YOUR GOAL
Among the following entries, count the lines that contain "true" and report only the result.

:: LISTED ENTRIES

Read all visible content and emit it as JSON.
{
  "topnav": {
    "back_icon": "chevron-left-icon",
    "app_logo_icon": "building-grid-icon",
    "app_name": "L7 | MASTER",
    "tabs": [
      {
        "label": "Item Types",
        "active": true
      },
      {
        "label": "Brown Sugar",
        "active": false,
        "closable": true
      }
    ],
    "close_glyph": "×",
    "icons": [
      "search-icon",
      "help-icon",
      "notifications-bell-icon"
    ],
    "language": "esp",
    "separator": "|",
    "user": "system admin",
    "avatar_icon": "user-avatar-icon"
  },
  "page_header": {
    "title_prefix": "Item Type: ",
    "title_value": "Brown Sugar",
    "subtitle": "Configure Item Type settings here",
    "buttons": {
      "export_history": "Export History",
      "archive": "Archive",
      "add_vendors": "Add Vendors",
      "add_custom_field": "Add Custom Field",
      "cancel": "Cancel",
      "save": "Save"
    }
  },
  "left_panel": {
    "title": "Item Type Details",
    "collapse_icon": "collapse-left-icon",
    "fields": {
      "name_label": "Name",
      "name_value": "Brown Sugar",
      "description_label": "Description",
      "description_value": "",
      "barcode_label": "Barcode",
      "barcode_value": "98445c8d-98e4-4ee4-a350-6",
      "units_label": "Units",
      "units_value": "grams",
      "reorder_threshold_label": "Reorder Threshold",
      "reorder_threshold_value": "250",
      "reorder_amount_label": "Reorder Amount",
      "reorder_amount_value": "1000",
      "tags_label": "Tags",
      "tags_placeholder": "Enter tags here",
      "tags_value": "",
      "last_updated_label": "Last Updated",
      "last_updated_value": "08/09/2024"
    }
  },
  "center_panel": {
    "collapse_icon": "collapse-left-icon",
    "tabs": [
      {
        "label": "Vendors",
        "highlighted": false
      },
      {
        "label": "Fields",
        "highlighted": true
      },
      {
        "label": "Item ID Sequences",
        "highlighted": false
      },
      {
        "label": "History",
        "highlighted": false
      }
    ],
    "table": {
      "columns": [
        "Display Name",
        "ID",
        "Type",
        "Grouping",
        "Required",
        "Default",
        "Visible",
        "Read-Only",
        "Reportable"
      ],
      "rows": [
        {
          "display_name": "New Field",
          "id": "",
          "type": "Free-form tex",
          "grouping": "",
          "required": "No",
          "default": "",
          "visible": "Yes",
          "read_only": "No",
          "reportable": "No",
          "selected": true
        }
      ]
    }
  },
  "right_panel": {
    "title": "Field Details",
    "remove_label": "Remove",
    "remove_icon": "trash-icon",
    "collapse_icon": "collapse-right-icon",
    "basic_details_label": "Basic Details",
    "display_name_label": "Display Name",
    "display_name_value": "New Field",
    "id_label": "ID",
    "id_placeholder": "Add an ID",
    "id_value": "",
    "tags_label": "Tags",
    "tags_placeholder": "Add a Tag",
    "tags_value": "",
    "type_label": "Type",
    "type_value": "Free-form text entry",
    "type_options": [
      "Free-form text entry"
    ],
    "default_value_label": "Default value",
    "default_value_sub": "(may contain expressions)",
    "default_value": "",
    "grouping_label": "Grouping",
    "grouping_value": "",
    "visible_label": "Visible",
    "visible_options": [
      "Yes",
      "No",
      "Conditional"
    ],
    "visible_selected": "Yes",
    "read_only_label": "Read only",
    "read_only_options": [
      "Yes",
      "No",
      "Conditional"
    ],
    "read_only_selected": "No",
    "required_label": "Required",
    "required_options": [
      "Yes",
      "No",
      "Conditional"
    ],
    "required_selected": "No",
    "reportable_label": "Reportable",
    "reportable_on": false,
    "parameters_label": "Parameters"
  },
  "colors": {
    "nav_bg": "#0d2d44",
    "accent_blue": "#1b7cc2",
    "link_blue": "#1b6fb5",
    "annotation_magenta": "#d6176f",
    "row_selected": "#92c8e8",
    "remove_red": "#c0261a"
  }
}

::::

ANSWER BOX
4